**Exercise instructions**
If a line in the data below holds the word "para", copy it.

**Dataset rows describing interfaces**
[Start of section]

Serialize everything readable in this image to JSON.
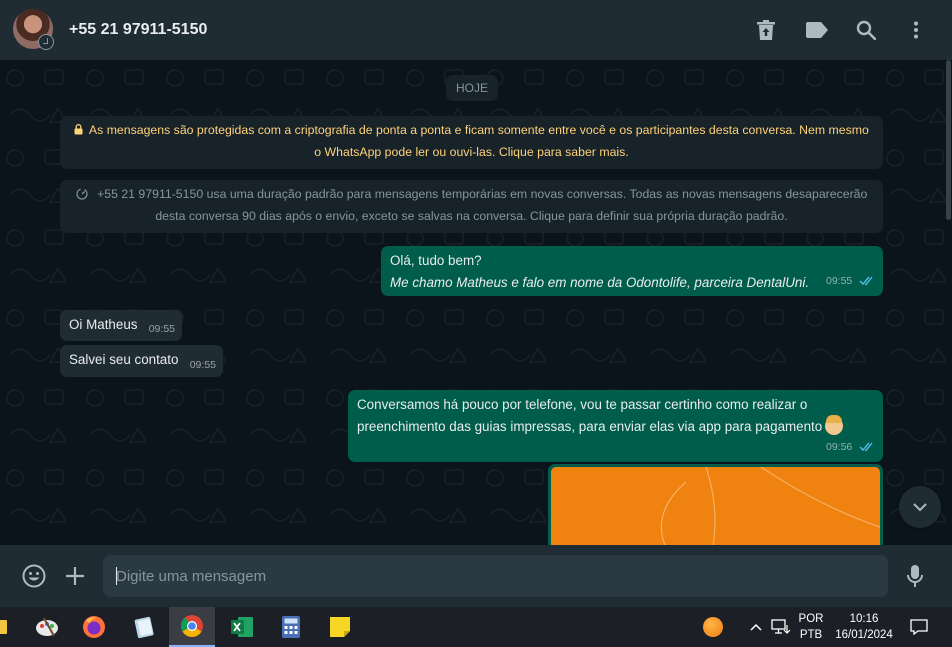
{
  "header": {
    "contact_name": "+55 21 97911-5150"
  },
  "chat": {
    "date_chip": "HOJE",
    "encryption_notice_line1": "As mensagens são protegidas com a criptografia de ponta a ponta e ficam somente entre você e os participantes desta conversa. Nem mesmo",
    "encryption_notice_line2": "o WhatsApp pode ler ou ouvi-las. Clique para saber mais.",
    "disappearing_notice_line1": "+55 21 97911-5150 usa uma duração padrão para mensagens temporárias em novas conversas. Todas as novas mensagens desaparecerão",
    "disappearing_notice_line2": "desta conversa 90 dias após o envio, exceto se salvas na conversa. Clique para definir sua própria duração padrão.",
    "messages": [
      {
        "line1": "Olá, tudo bem?",
        "line2": "Me chamo Matheus e falo em nome da Odontolife, parceira DentalUni.",
        "time": "09:55"
      },
      {
        "text": "Oi Matheus",
        "time": "09:55"
      },
      {
        "text": "Salvei seu contato",
        "time": "09:55"
      },
      {
        "line1": "Conversamos há pouco por telefone, vou te passar certinho como realizar o",
        "line2": "preenchimento das guias impressas, para enviar elas via app para pagamento",
        "time": "09:56"
      }
    ]
  },
  "composer": {
    "placeholder": "Digite uma mensagem"
  },
  "taskbar": {
    "language_line1": "POR",
    "language_line2": "PTB",
    "clock_time": "10:16",
    "clock_date": "16/01/2024"
  },
  "colors": {
    "background": "#0b141a",
    "header": "#202c33",
    "outgoing_bubble": "#005c4b",
    "incoming_bubble": "#202c33",
    "encryption_text": "#ffd279",
    "read_ticks": "#53bdeb",
    "image_preview": "#f0820f"
  }
}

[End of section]

**Output below**
    "encryption_notice_line2": "o WhatsApp pode ler ou ouvi-las. Clique para saber mais.",
    "disappearing_notice_line1": "+55 21 97911-5150 usa uma duração padrão para mensagens temporárias em novas conversas. Todas as novas mensagens desaparecerão",
    "disappearing_notice_line2": "desta conversa 90 dias após o envio, exceto se salvas na conversa. Clique para definir sua própria duração padrão.",
        "line2": "preenchimento das guias impressas, para enviar elas via app para pagamento",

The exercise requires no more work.